Remember your first bike? Mine was a boys bike that my dad took apart and painted yellow. It was already fantastic but the matching yellow streamers we attached to the handlebars made it superior to even my wildest dreams.
I named it buttercup.
The bike made me fast. It made me proud. Suddenly, I was capable and strong; Able to travel great distances and explore so many new places.
I remember racing to my best friend’s house, trying to beat yesterday’s time. As I rode, I felt free. Unconquerable, even graceful. I remember the day I learned to ride with only one hand; then no hands.
I don’t remember the day that I stopped riding my bike.
It must have happened around the time that my friends stopped asking to play and started asking to “hang out.” At the time, the difference in terminology seemed innocent. But looking back, it turned out to be loaded with all kinds of expectations.
Kids who play aren’t anything like kids who hang out. The hang out kind of kids don’t get dirty and scraped up. They don’t get lost in the moment and in their ever expanding imaginations. Hang out kids must remain constantly self-aware. When “hanging out,” constant comparisons of myself and others seemed to come naturally. In everything we did, there was a yearning to feel more adult… Which was frustrating because none of us were adults yet.
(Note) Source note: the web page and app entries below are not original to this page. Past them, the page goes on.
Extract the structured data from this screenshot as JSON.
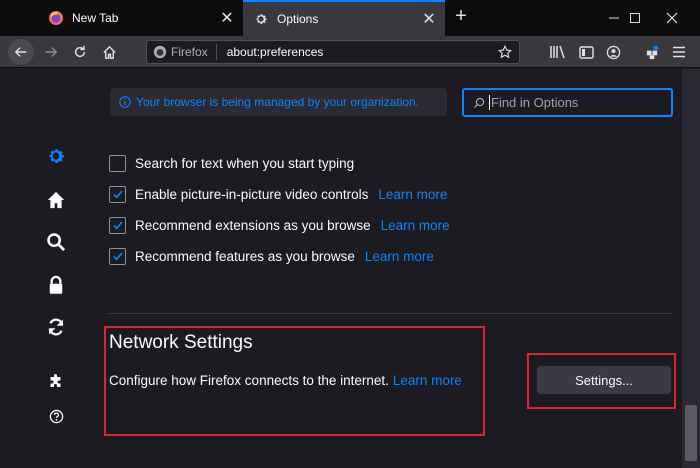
{
  "tabs": [
    {
      "label": "New Tab",
      "icon": "firefox-icon",
      "active": false
    },
    {
      "label": "Options",
      "icon": "gear-icon",
      "active": true
    }
  ],
  "urlbar": {
    "identity": "Firefox",
    "url": "about:preferences"
  },
  "managed_notice": "Your browser is being managed by your organization.",
  "search": {
    "placeholder": "Find in Options"
  },
  "categories": [
    "gear-icon",
    "home-icon",
    "search-icon",
    "lock-icon",
    "sync-icon",
    "puzzle-icon",
    "help-icon"
  ],
  "prefs": [
    {
      "label": "Search for text when you start typing",
      "checked": false,
      "learn_more": ""
    },
    {
      "label": "Enable picture-in-picture video controls",
      "checked": true,
      "learn_more": "Learn more"
    },
    {
      "label": "Recommend extensions as you browse",
      "checked": true,
      "learn_more": "Learn more"
    },
    {
      "label": "Recommend features as you browse",
      "checked": true,
      "learn_more": "Learn more"
    }
  ],
  "network": {
    "title": "Network Settings",
    "description": "Configure how Firefox connects to the internet.",
    "learn_more": "Learn more",
    "settings_button": "Settings..."
  },
  "colors": {
    "accent": "#0a84ff",
    "highlight_box": "#e0212f",
    "background": "#1c1b22"
  }
}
I missed my bike during the hang out days, but I didn’t ever say so, not even to myself.
–A Note To My Lovely Reader:
If you are entering, or are in the midst of your teenage years, or just never fully recovered from them, the thing you have left behind and are desperately missing might not be a bike. It could be a relationship, or a hobby, or a feeling. But no matter what it is, I say, find a way to get it back! These things that we love and that cause us to feel true passion and joy are important parts of who we are.
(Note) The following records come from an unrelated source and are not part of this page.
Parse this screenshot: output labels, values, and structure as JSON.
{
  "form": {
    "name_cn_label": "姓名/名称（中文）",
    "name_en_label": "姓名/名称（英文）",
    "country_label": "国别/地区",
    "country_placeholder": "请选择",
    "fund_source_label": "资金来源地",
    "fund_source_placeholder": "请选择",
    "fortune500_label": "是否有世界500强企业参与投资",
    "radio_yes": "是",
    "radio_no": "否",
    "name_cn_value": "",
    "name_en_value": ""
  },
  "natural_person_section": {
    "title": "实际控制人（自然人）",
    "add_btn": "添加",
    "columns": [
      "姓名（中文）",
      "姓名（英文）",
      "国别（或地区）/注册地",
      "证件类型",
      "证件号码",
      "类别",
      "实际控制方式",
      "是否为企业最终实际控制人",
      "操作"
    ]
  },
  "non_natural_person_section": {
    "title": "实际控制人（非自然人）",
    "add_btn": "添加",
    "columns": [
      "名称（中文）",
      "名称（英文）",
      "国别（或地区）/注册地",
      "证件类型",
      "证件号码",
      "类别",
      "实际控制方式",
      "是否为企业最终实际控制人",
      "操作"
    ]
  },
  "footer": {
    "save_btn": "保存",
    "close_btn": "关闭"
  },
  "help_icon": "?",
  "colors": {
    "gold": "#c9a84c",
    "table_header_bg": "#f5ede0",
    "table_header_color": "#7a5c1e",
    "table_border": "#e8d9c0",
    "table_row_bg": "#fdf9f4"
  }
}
Also, if anyone ever asks you to hang out, see if you can find something better to do instead.